Several years ago, a Muslim man told me that according to his religion, Jesus did not die on the cross. He said that Jesus was a righteous prophet, and that God would never allow such a good man to suffer so horribly.
That is a natural way of looking at the world. We instinctively think that nice things should happen to good people, and unpleasant things should happen to bad people. Of course, this sin-damaged world does not work that way. I deal with the larger problem of evil in my book, The Beauty of God for a Broken World. In this column, I want to address the more limited question implied by the challenge above: Was the death of Jesus compatible with God’s moral government of the world?
1) God didn’t allow Jesus to be captured and killed.
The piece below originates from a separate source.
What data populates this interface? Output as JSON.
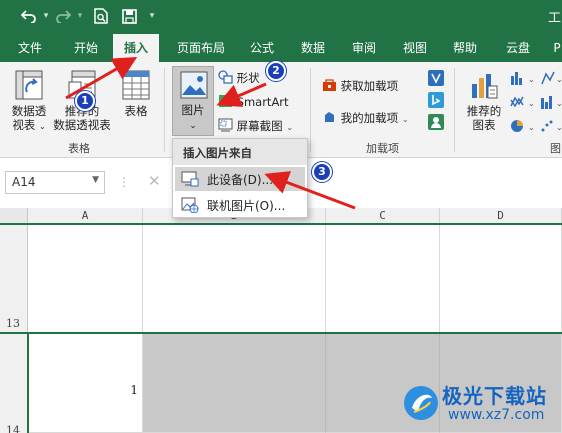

God planned it. The apostle Peter said that Jesus, who was “delivered over by the predetermined plan and foreknowledge of God, you nailed to a cross by the hands of godless men and put Him to death” (Acts 2:23).
2) The greatest suffering of Jesus was not His physical agony, but the wrath of God poured out on Him for our sins. “He was pierced through for our transgressions, He was crushed for our iniquities; the chastening for our well-being fell upon Him, and by His scourging we are healed.... The Lord was pleased to crush Him, putting Him to grief” (Isaiah 53:5, 10).
3) Jesus was not captured and killed against His will. He said, “I lay down My life for the sheep.... I lay down my life so that I may take it again. No one has taken it away from Me, but I lay it down on My own initiative. I have authority to lay it down, and I have authority to take it up again” (John 10:15, 17-18).
4) Jesus was not just a man picked by God for this fate. He was God who took on our human nature in order to save us. “In the beginning was the Word, and the Word was with God, and the Word was God.... And the Word became flesh, and dwelt among us, and we saw His glory, glory as of the only begotten of the Father, full of grace and truth” (John 1:1, 14).
5) By His death and resurrection, Jesus accomplished two great works: First, He paid the debt of sin for all who trust in Him. Second, He trounced the devil and all his demons. “He cancelled out the certificate of debt consisting of decrees against us, which was hostile to us; and He has taken it out of the way, having nailed it to the cross. When He had disarmed the rulers and authorities, He made a public display of them, having triumphed over them” (Colossians 2:14-15). Jesus’ death was not a defeat. It was the first move in a grand victory.
6) Therefore, the crucifixion of Jesus was not an example of God deserting a good man to a horrible fate. It was God’s way of taking on Himself the punishment we deserve so that He was able to uphold His own moral law and yet save those who deserved to die. The cross demonstrated God’s “righteousness at the present time, so that He would be just and the justifier of the one who has faith in Jesus” (Romans 6:26).
The death of Christ on the cross was not a failure of God’s moral government. Praise God! It was the upholding of that government along with incredible mercy and love. As we approach Good Friday and Easter, I urge you to enter by faith into a saving relationship with the crucified, risen Lord Jesus.
[This post first appeared with one minor difference in the Allentown Morning Call on March 9th, 2013 In that post I did not identify the religion of the man who objected to the death of Christ.]